Federal flight rules blocked aid to Nunavik burn victim: Aatami
Sarah Ningiuruvik dies after waiting nine hours to receive medical attention following accidental explosion
PUVIRNITUQ — Nunavik leaders are demanding changes to federal aviation rules that prevented pilots from coming to the aid of an elderly woman in need of emergency medical attention.
79-year-old Sarah Ningiuruvik died last Thursday morning in Quebec City from burns she received in an accidental explosion two days earlier.
Ningiuruvik had waited nine hours at an isolated camp before Canadian Rangers were able to transport her to a nursing station in Kangiqsujuaq. Then, because no aircraft were readily available for a medical evacuation from Kangiqsujuaq, the woman did not arrive at a fully-equipped burn unit in the South until Wednesday afternoon.
“Airplanes are our ambulances,” Makivik Corporation president Pita Aatami told the federal Standing Committee of Aboriginal and Northern Affairs in Ottawa this week.
Aatami, Jean Dupuis from the regional health board and Maggie Emudluk from the Kativik Regional Government, appeared before the standing committee after Nunavik’s Member of Parliament Guy Julien managed to introduce the Ningiuruvik case as an emergency item for discussion.
Inuit leaders and airline executives would like to see a “good Samaritan” clause added to federal duty-time regulations for pilots.
According to the federal Civil Air Services Navigation Commercialization Act, pilots may only fly eight hours in a 14-hour shift. A pilot who breaks the law is liable for a large fine and other penalties.
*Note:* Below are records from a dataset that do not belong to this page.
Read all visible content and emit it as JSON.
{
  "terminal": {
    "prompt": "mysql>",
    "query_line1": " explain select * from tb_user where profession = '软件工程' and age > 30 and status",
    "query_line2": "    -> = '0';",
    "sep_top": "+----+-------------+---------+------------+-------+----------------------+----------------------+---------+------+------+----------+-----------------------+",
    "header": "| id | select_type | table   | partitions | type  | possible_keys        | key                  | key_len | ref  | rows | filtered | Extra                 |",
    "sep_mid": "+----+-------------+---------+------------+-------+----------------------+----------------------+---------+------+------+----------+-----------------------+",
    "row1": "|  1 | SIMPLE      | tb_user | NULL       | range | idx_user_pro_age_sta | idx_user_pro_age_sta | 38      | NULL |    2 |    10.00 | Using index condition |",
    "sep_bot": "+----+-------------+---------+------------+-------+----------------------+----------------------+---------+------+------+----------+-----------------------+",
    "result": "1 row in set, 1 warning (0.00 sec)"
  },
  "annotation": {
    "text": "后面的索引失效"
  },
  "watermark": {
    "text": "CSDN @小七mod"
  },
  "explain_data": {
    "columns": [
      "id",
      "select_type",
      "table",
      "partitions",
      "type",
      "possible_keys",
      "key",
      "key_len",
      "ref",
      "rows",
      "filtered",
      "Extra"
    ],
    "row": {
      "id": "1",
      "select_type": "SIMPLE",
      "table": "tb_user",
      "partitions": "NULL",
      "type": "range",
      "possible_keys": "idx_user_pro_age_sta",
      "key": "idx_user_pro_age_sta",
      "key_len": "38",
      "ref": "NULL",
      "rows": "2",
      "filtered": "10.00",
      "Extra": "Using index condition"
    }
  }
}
Ningiuruvik couldn’t be immediately be airlifted for treatment because pilots at every northern airline said they’d already flown their allotted hours for the day.
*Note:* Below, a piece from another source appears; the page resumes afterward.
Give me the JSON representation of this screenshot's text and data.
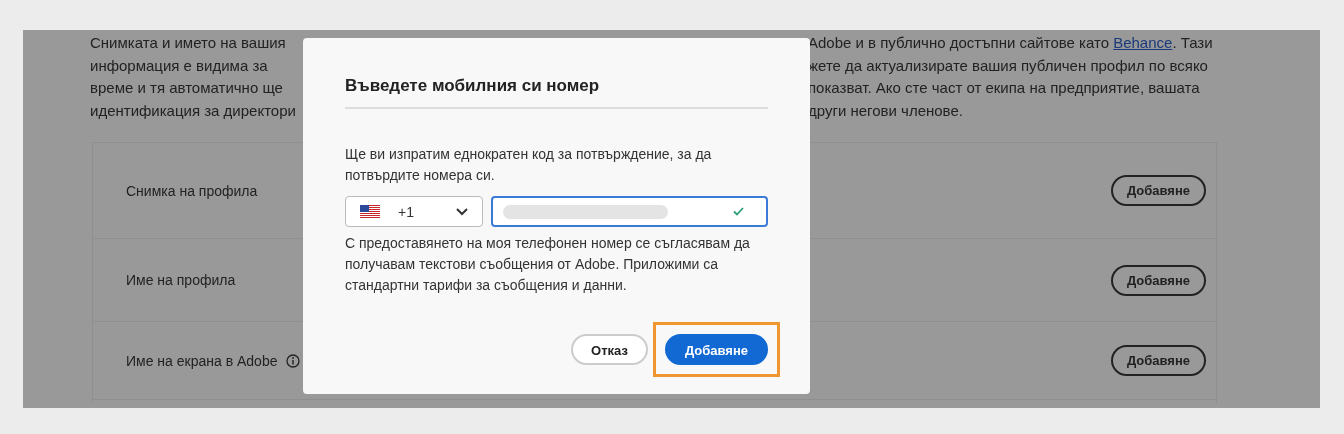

Aatami also described the urgent need for change to federal Transport Minister David Collenette’s office.
“We can’t wait forever,” Aatami said. “There’s a disaster waiting in the wings. How many more lives have to be lost before anything is done?”
Aatami pointed out that people in the South are outraged when an ambulance arrives on the scene after a delay of only a few minutes.
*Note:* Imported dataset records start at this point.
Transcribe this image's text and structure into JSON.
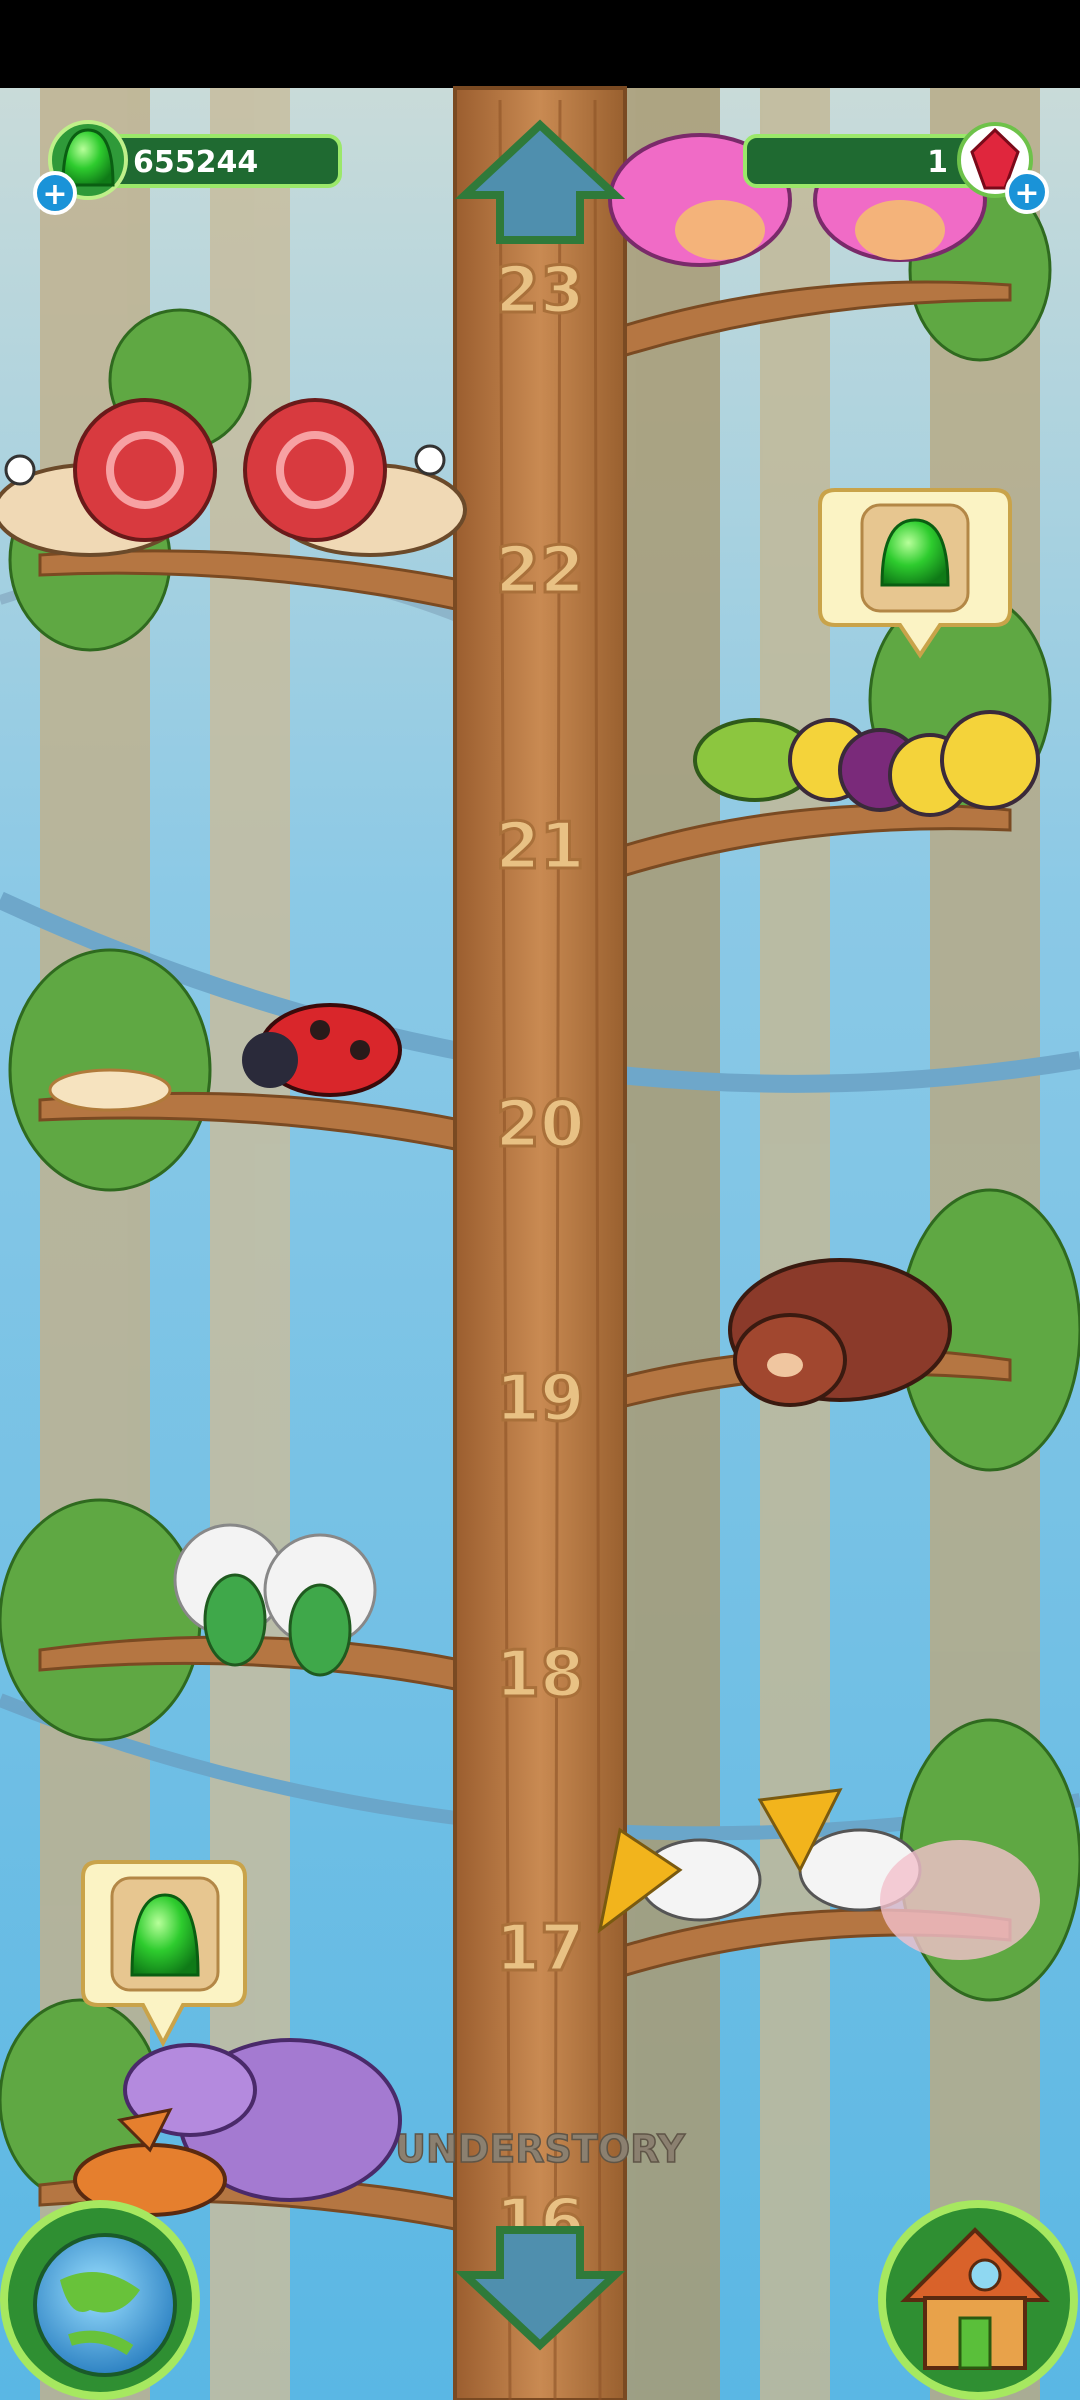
{
  "hud": {
    "gems": "655244",
    "rubies": "1"
  },
  "tree": {
    "levels": [
      "23",
      "22",
      "21",
      "20",
      "19",
      "18",
      "17",
      "16"
    ],
    "zone_label": "UNDERSTORY"
  },
  "colors": {
    "sky": "#7cc6e9",
    "trunk": "#b87a44",
    "leaf": "#5fa843",
    "hud_bar": "#1f6a31",
    "gem": "#22c22a"
  },
  "icons": [
    "gem-icon",
    "ruby-icon",
    "up-arrow-icon",
    "down-arrow-icon",
    "globe-icon",
    "house-icon"
  ]
}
Nunavik’s MP Guy St-Julien, chairman of the standing committee planned to introduce a motion in the House of Commons on the need to provide emergency medical services by air in areas not served by roads.
Last week St-Julien also tabled a motion that called for emergency medical services to be available to the population of Nunavik 24 hours a day.
Death saddens community
The news Ningiuruvik’s death affected nearly everyone in Kangiqsujuaq, population 400.
“She was very close to me,” said mayor Charlie Arngak. “She’s my aunt and she was like a mother to us. It’s very sad.”
Arngak said he wants an official response to Ningiuruvik’s death and didn’t rule out a call for a coroner’s inquest.
During their meeting last week in Puvirnituq, Kativik Regional Government (KRG) councilors unanimously passed a resolution calling for a review of the mandate of the Nunavik Regional Board for Health and Social Services.
The KRG resolution said that the health board was created in 1995 to deliver more appropriate services to Nunavimmiut.
“But we feel that health and related services are not adapted as they should be to the lifestyles and subsistence activities,” one regional councillor said.
Up to 40 per cent of Nunavik’s population spend time out on the land to hunt and fish during the spring and summer months. Many of them are elders who, similar to Ningiuruvik, would be deprived of health services in an emergency situation.